On Saturday, August 3rd, a mother and father dropped their five-year-old daughter off at cheer practice before going to shop for her school supplies. They took their two-month-old son with them.
A couple was buying their nine-year-old granddaughter a present.
A young girl and her father and grandfather were standing in the south Texas heat, raising money for her soccer team.
A grandmother on the phone in the checkout line.
A boy, 15, perhaps looking for a new soccer ball.
A tableau of ordinariness—hands reaching for spiral notebooks and glittered binders, pulling credit cards from wallets, cradling the soft boneless weight of a baby. Voices calling out, Excuse me, would you be interested in—Which toy do you want?—I’ll talk to you soon, mijo. The kind of moments that feel safe, a bridge you take for granted will hold.
I was in my hometown of Laredo, Texas, during the massacre in El Paso. Laredo, a border town, whose population is almost 96% Latino.
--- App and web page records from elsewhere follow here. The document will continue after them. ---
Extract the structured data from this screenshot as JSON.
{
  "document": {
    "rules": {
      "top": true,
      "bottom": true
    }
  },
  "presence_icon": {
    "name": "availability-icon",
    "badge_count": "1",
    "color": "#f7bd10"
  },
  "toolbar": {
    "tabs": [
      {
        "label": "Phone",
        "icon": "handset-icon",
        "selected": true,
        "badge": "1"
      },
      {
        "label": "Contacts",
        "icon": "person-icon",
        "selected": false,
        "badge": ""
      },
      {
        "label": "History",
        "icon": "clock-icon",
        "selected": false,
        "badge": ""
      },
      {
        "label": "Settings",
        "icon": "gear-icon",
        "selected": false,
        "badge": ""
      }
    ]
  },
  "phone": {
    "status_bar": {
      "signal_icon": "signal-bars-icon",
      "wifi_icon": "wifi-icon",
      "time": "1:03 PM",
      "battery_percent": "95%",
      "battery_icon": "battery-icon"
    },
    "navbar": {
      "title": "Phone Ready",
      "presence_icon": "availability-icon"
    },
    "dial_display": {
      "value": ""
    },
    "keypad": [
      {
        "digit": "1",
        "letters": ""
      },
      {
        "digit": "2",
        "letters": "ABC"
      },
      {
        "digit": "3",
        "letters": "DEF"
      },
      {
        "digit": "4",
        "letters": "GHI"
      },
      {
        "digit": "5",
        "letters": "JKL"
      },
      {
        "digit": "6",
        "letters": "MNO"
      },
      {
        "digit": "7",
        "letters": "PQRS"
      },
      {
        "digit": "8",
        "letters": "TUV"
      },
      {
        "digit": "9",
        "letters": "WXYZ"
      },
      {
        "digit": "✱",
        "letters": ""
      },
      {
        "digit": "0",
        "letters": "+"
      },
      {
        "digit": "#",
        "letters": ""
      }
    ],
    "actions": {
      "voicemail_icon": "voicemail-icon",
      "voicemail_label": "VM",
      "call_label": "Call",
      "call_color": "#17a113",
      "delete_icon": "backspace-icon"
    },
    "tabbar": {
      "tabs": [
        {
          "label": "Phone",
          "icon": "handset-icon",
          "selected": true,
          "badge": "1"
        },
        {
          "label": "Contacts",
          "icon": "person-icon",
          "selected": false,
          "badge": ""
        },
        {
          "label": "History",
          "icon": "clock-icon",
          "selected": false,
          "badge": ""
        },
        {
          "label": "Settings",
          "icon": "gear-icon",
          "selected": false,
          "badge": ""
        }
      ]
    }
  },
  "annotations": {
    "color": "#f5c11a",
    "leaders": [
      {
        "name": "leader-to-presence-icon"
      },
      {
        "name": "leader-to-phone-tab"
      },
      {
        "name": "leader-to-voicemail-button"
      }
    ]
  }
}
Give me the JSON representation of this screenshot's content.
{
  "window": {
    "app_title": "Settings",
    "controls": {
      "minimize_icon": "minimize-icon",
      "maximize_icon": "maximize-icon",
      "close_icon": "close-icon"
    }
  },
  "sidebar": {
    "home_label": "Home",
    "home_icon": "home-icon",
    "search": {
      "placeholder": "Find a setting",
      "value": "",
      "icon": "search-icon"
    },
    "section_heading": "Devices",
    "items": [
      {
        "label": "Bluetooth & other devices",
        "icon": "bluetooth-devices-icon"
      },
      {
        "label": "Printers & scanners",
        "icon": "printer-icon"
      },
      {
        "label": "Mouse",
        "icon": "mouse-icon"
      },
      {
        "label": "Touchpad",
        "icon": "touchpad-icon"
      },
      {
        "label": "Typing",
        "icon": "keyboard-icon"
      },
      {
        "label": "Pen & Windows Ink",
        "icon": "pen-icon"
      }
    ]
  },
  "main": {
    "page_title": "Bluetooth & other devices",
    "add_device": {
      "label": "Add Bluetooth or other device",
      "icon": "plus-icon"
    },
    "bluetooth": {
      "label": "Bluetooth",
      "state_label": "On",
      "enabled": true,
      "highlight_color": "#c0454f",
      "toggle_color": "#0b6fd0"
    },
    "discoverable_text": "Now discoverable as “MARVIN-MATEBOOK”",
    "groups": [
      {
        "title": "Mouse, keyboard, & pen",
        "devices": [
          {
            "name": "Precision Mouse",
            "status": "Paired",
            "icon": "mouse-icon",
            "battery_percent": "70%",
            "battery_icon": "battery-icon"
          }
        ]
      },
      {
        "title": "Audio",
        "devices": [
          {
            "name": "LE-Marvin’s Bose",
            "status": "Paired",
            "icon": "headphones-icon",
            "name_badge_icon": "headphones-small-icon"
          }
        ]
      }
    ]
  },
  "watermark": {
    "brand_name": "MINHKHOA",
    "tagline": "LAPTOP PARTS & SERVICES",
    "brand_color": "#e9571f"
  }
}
We had recently gone to Target, my sister and her three-year-old daughter, my 16-month-old and me. We were shopping for a baby shower gift. We pushed the girls in red carts, debated the merits of different baby soaps, picked a diaper bag with plenty of pockets.
In a slightly different reality, the man chooses Laredo instead. He enters the cheerful brightness of Target. We don’t know what we’re hearing at first. We talk ourselves out of it. Then there is no choice but to acknowledge the panic searing in our chests, to grab our daughters, to tell them everything is going to be okay, to shield their flesh with our flesh.
It could have been us. It could still be us. In this country, it could always be us. How do we live with this, as parents? How do we move through a world where the familiar can turn surreal at any moment?
In the wake of El Paso, I find The Need oddly comforting. Yes, the book says. It is profoundly terrifying to be a mother, and it always will be. You will feel the twin velocities of love and loss swirling within you, and they will knock you breathless. You will sometimes be “paralyzed by the what-ifs, the swiftness with which anything can change, the ever-present split second that is the difference between blood spilling or not, the difference between one future and another.” But you will have children who need you to pretend this isn’t so.
And while there may be no overcoming maternal (or parental) anxiety, we should also be wary of what it might become. As Molly crouches with Viv and Ben in the opening chapter, “her desperation for her children’s silence manifested as a suffocating force, the desire for a pillow, a pair of thick socks, anything she could shove into them to perfect their muteness and save their lives.” Our anxiety, the novel warns, can swell into something grotesque, as capable of destruction as the thing it fears.
So, while I try to galvanize my fear into something like action, I will continue to grocery shop. I will let dread “cast the light of the sacred on the mundane.”
I will walk my daughter to the park, and when she points to the crepe myrtle, I will say, “Aren’t the flowers beautiful?” And I will lift her to touch the blazing petals.